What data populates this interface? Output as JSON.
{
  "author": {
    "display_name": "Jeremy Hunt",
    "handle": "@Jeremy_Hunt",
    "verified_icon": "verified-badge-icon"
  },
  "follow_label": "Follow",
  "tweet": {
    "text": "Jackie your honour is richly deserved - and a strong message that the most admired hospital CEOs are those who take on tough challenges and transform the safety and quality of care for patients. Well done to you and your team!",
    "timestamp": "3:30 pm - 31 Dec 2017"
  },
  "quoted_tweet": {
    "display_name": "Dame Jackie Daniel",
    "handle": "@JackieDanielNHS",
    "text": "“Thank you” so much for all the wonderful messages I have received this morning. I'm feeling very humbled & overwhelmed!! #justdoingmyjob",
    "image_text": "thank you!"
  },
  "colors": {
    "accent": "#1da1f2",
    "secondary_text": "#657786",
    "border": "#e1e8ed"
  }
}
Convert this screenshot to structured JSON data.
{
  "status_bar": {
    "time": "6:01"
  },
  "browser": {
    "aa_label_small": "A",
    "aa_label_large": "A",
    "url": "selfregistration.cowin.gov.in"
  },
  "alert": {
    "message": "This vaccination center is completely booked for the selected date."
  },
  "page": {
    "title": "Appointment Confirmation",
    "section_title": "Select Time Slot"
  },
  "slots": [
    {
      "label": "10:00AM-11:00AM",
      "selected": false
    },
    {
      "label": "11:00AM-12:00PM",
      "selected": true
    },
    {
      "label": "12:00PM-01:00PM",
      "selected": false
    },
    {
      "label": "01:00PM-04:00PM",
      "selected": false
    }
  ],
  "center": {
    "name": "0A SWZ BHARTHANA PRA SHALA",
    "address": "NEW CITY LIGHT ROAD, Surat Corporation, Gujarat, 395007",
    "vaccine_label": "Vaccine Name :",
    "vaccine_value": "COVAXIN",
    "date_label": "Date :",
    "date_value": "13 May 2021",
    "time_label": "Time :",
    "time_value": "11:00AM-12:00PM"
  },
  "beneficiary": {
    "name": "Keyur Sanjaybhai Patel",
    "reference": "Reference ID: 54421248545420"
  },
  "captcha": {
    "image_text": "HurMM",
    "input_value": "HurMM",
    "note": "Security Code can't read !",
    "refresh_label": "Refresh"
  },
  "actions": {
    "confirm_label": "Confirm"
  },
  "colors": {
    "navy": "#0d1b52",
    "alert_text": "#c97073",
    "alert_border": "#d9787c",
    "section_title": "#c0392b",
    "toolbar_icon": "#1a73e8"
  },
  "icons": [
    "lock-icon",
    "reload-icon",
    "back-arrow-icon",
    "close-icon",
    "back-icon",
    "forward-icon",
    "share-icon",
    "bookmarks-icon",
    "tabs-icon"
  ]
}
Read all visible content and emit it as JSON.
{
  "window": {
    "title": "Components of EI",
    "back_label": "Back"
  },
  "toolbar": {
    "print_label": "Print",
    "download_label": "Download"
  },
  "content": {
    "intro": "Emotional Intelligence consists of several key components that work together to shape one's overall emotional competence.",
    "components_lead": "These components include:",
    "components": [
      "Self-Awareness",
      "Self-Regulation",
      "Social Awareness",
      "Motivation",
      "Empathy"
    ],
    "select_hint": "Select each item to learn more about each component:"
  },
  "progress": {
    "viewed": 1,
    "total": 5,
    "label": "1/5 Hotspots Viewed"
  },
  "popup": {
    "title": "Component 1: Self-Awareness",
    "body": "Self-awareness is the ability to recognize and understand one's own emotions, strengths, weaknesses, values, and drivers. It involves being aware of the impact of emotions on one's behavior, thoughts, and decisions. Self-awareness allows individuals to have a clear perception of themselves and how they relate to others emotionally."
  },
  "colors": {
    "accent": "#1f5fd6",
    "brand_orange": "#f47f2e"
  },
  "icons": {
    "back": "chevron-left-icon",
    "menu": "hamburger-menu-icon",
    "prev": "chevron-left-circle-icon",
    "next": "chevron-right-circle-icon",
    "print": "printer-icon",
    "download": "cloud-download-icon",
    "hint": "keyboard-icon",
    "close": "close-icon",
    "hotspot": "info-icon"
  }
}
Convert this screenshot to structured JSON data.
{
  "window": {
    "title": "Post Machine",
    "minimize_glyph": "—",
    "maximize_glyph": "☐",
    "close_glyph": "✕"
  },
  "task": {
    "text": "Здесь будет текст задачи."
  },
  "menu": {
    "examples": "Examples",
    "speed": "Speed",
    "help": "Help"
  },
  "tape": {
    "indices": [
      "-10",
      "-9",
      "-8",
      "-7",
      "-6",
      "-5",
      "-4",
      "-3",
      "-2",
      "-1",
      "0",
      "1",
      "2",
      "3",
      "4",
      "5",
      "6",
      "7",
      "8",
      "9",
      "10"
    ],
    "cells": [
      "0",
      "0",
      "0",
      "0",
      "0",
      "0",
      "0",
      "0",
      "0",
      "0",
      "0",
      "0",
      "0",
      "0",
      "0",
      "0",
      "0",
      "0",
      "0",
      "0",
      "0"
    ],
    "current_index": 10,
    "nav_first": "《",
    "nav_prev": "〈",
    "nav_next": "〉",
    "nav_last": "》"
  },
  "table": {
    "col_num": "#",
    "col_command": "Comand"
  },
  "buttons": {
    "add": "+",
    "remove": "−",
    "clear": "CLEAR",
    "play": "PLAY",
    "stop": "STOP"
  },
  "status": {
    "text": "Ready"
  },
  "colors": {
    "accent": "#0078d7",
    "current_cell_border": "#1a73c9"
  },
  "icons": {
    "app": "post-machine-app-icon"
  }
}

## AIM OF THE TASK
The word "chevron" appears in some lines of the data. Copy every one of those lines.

## TASK RESPONSE
    "back": "chevron-left-icon",
    "prev": "chevron-left-circle-icon",
    "next": "chevron-right-circle-icon",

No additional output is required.